Meanwhile, agencies continue to refine their zero trust strategies, as mandated by the Biden administration.
Iyer cautioned that proper implementation of zero trust requires that agencies understand their employees’ workflows and help them navigate changes.
Without this work in place, Iyer said agencies run the risk of locking legitimate users out of applications.
“Zero trust is not a silver bullet, in the sense that there is not a single product or solution that can that you can put on an enterprise and say, ‘I’m now golden.’ That’s not going to happen. It is a process, it’s an approach, it’s a culture,” Iyer said.
In the event of a cyber incident, agencies need to ensure they have adequate incident response plans in place.
“We need to be able to respond in a fairly reasonable amount of time. We just can’t wait for days or weeks because typically we don’t realize that there is an attack vector in our system until it’s a few weeks in,” Iyer said.
Embracing AI challenges and opportunities
Agencies also need to stay on top of cyber hygiene basics, such keeping up to date on security patches and educating employees about phishing campaigns.
Iyer said agencies need to remain especially vigilant about these steps now that adversaries are using generative artificial intelligence tools to their advantage.
“Your attackers are always looking for that vulnerability. They have to succeed once, but from a security professional standpoint, you’ve got to be 100%,” he said.
AI and automation may factor into a new wave of cybersecurity threats, but these same technologies are also driving innovations in the delivery of health care services, he said.
“AI is here. And generative AI especially is going to change how we’re going to do things. We are already using it — whether we like it or not, whether we acknowledge it or not. … The question is, how much do you trust that? That trust becomes a big factor,” Iyer said,
He said Leidos is using natural language processing to help one health care agency reduce the number documents employees have to go through and is improving productivity.

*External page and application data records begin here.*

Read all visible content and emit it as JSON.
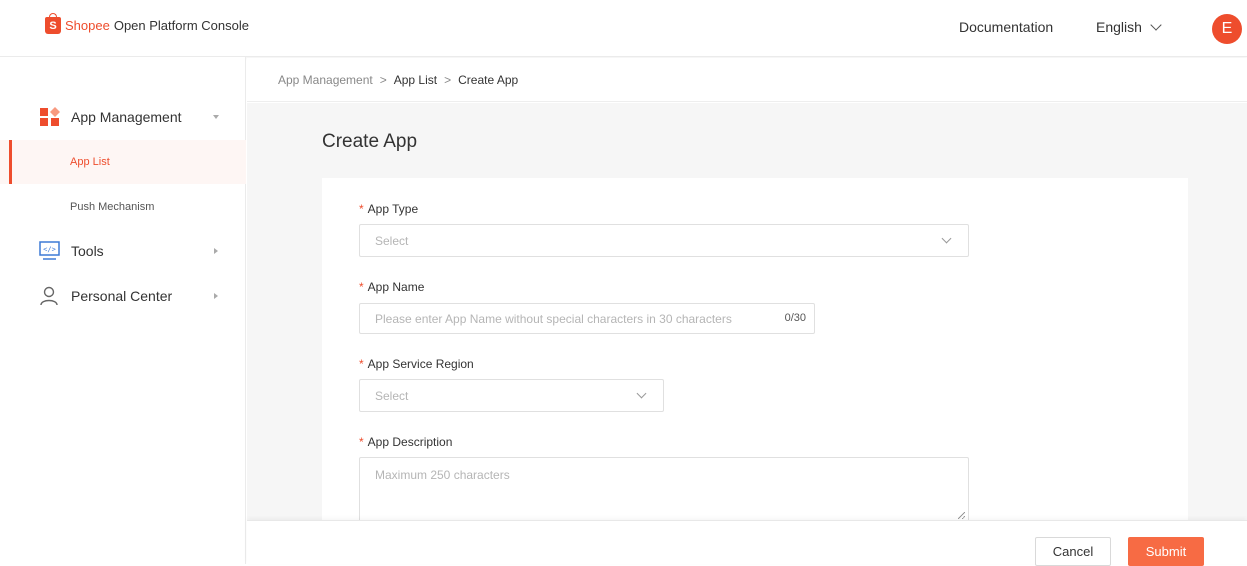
{
  "header": {
    "brand": "Shopee",
    "subtitle": "Open Platform Console",
    "logo_letter": "S",
    "documentation_label": "Documentation",
    "language_label": "English",
    "avatar_letter": "E",
    "brand_color": "#ee4d2d"
  },
  "sidebar": {
    "groups": [
      {
        "label": "App Management",
        "icon": "app-grid-icon",
        "state": "expanded",
        "items": [
          {
            "label": "App List",
            "active": true
          },
          {
            "label": "Push Mechanism",
            "active": false
          }
        ]
      },
      {
        "label": "Tools",
        "icon": "code-monitor-icon",
        "state": "collapsed"
      },
      {
        "label": "Personal Center",
        "icon": "user-icon",
        "state": "collapsed"
      }
    ]
  },
  "breadcrumb": {
    "items": [
      "App Management",
      "App List",
      "Create App"
    ],
    "separator": ">"
  },
  "page": {
    "title": "Create App"
  },
  "form": {
    "app_type": {
      "label": "App Type",
      "required": true,
      "placeholder": "Select"
    },
    "app_name": {
      "label": "App Name",
      "required": true,
      "placeholder": "Please enter App Name without special characters in 30 characters",
      "counter": "0/30"
    },
    "app_service_region": {
      "label": "App Service Region",
      "required": true,
      "placeholder": "Select"
    },
    "app_description": {
      "label": "App Description",
      "required": true,
      "placeholder": "Maximum 250 characters"
    }
  },
  "footer": {
    "cancel_label": "Cancel",
    "submit_label": "Submit",
    "submit_color": "#f76b44"
  },
  "required_mark": "*"
}
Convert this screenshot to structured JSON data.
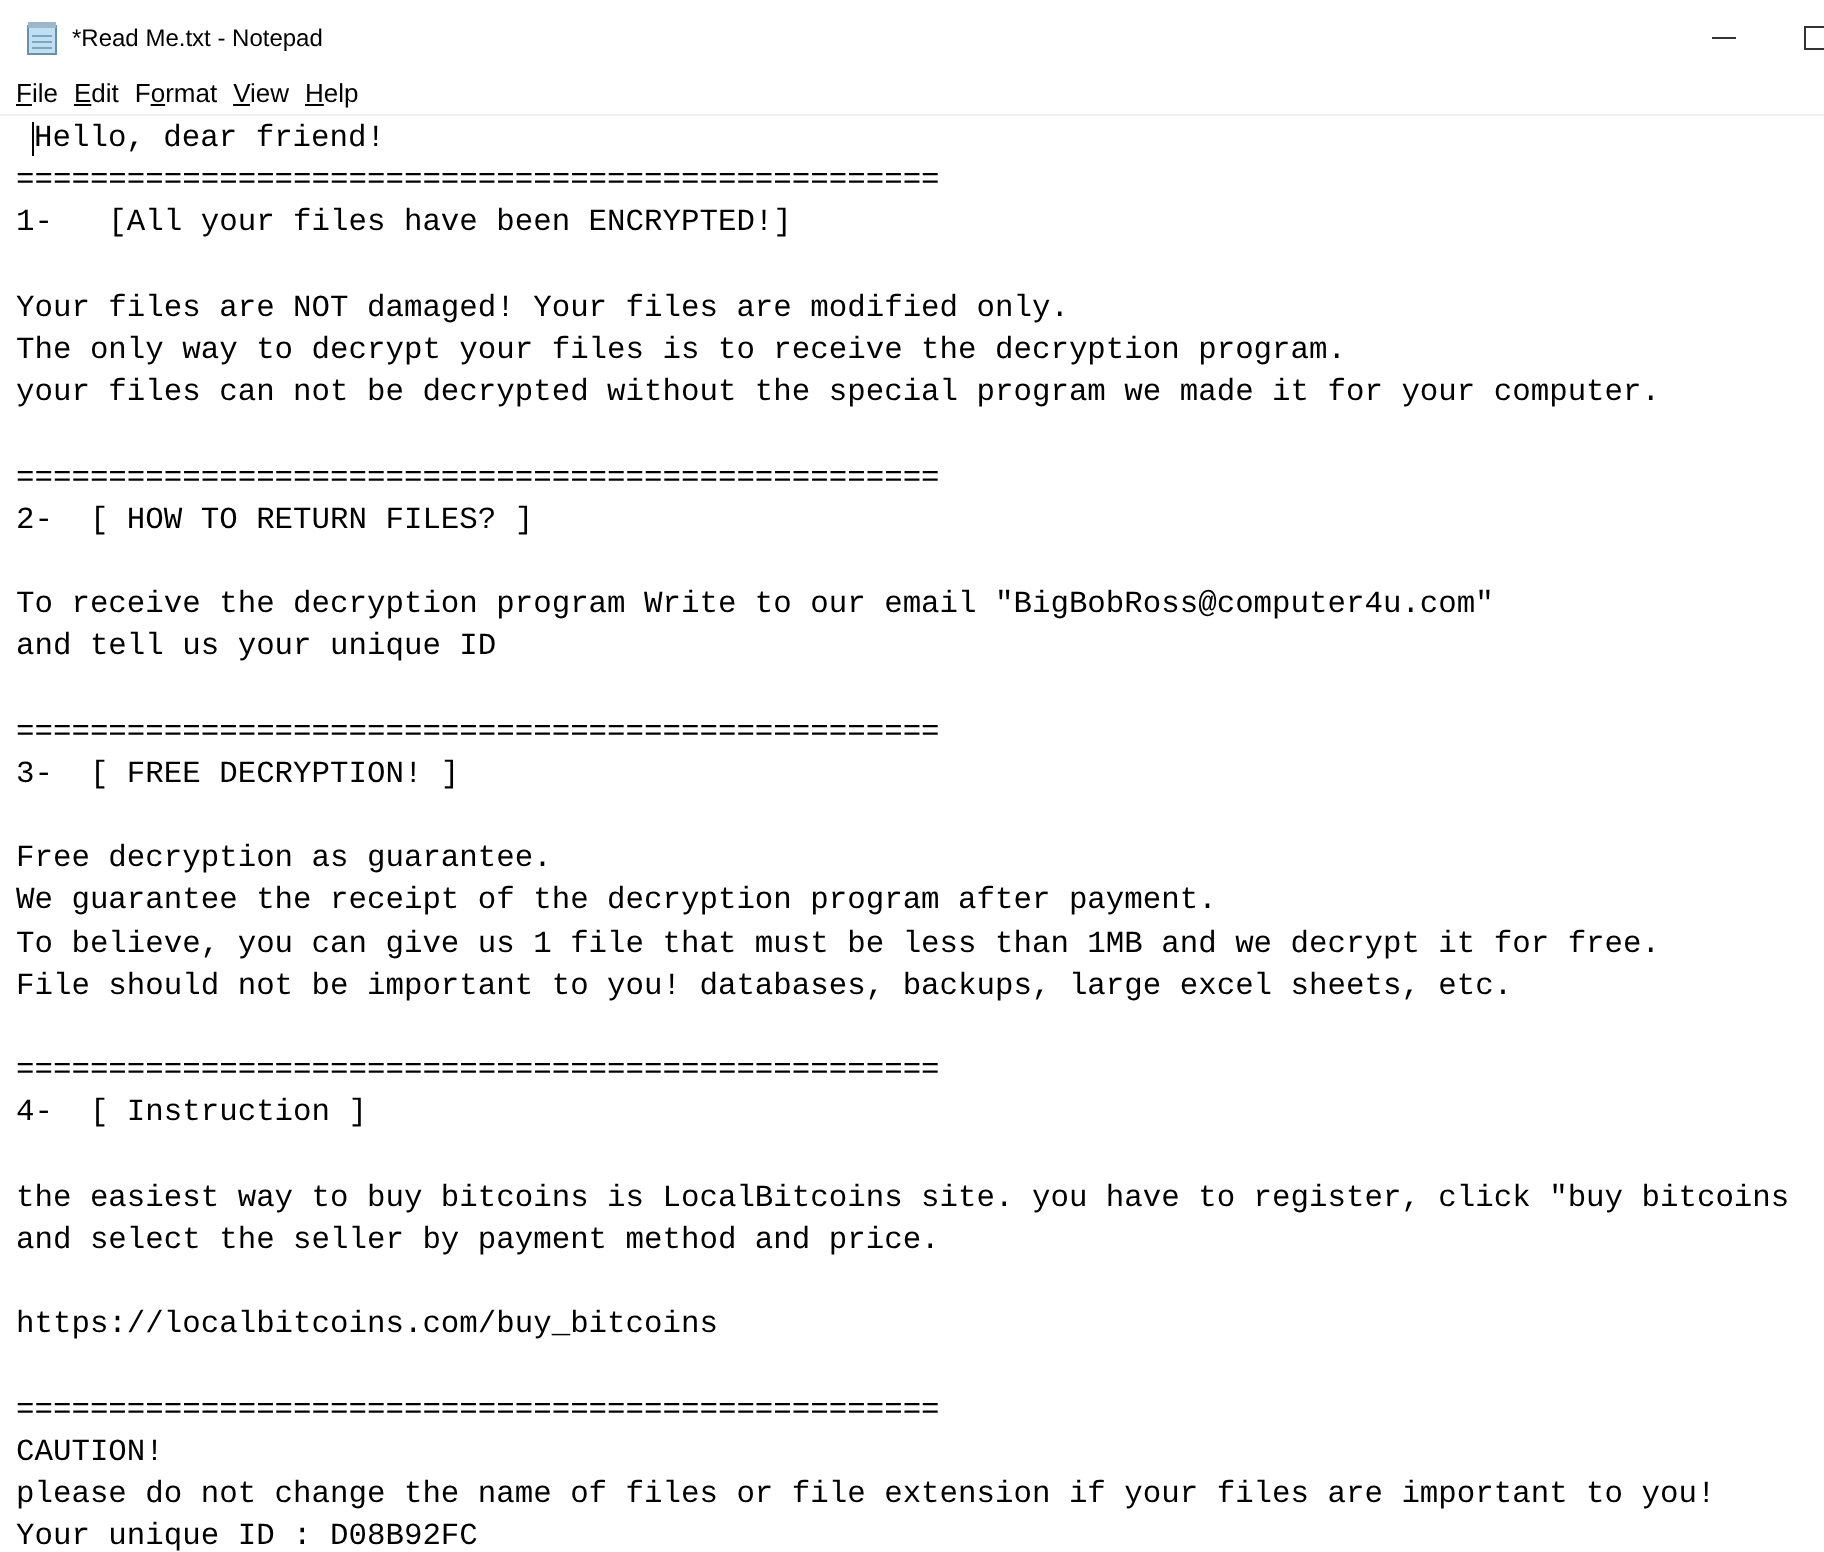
{
  "window": {
    "title": "*Read Me.txt - Notepad"
  },
  "menu": [
    {
      "access_key": "F",
      "rest": "ile"
    },
    {
      "access_key": "E",
      "rest": "dit"
    },
    {
      "lead": "F",
      "access_key": "o",
      "rest": "rmat"
    },
    {
      "access_key": "V",
      "rest": "iew"
    },
    {
      "access_key": "H",
      "rest": "elp"
    }
  ],
  "document": {
    "caret": true,
    "lines": [
      {
        "kind": "text",
        "text": "Hello, dear friend!"
      },
      {
        "kind": "text",
        "text": "=================================================="
      },
      {
        "kind": "text",
        "text": "1-   [All your files have been ENCRYPTED!]"
      },
      {
        "kind": "blank"
      },
      {
        "kind": "text",
        "text": "Your files are NOT damaged! Your files are modified only."
      },
      {
        "kind": "text",
        "text": "The only way to decrypt your files is to receive the decryption program."
      },
      {
        "kind": "text",
        "text": "your files can not be decrypted without the special program we made it for your computer."
      },
      {
        "kind": "blank"
      },
      {
        "kind": "text",
        "text": "=================================================="
      },
      {
        "kind": "text",
        "text": "2-  [ HOW TO RETURN FILES? ]"
      },
      {
        "kind": "blank"
      },
      {
        "kind": "text",
        "text": "To receive the decryption program Write to our email \"BigBobRoss@computer4u.com\""
      },
      {
        "kind": "text",
        "text": "and tell us your unique ID"
      },
      {
        "kind": "blank"
      },
      {
        "kind": "text",
        "text": "=================================================="
      },
      {
        "kind": "text",
        "text": "3-  [ FREE DECRYPTION! ]"
      },
      {
        "kind": "blank"
      },
      {
        "kind": "text",
        "text": "Free decryption as guarantee."
      },
      {
        "kind": "text",
        "text": "We guarantee the receipt of the decryption program after payment."
      },
      {
        "kind": "text",
        "text": "To believe, you can give us 1 file that must be less than 1MB and we decrypt it for free."
      },
      {
        "kind": "text",
        "text": "File should not be important to you! databases, backups, large excel sheets, etc."
      },
      {
        "kind": "blank"
      },
      {
        "kind": "text",
        "text": "=================================================="
      },
      {
        "kind": "text",
        "text": "4-  [ Instruction ]"
      },
      {
        "kind": "blank"
      },
      {
        "kind": "text",
        "text": "the easiest way to buy bitcoins is LocalBitcoins site. you have to register, click \"buy bitcoins"
      },
      {
        "kind": "text",
        "text": "and select the seller by payment method and price."
      },
      {
        "kind": "blank"
      },
      {
        "kind": "text",
        "text": "https://localbitcoins.com/buy_bitcoins"
      },
      {
        "kind": "blank"
      },
      {
        "kind": "text",
        "text": "=================================================="
      },
      {
        "kind": "text",
        "text": "CAUTION!"
      },
      {
        "kind": "text",
        "text": "please do not change the name of files or file extension if your files are important to you!"
      },
      {
        "kind": "text",
        "text": "Your unique ID : D08B92FC"
      }
    ]
  }
}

“Everybody’s time is constrained. You don’t want them going through volumes and volumes of data. But getting to the right amount at the right time is very important,” he said.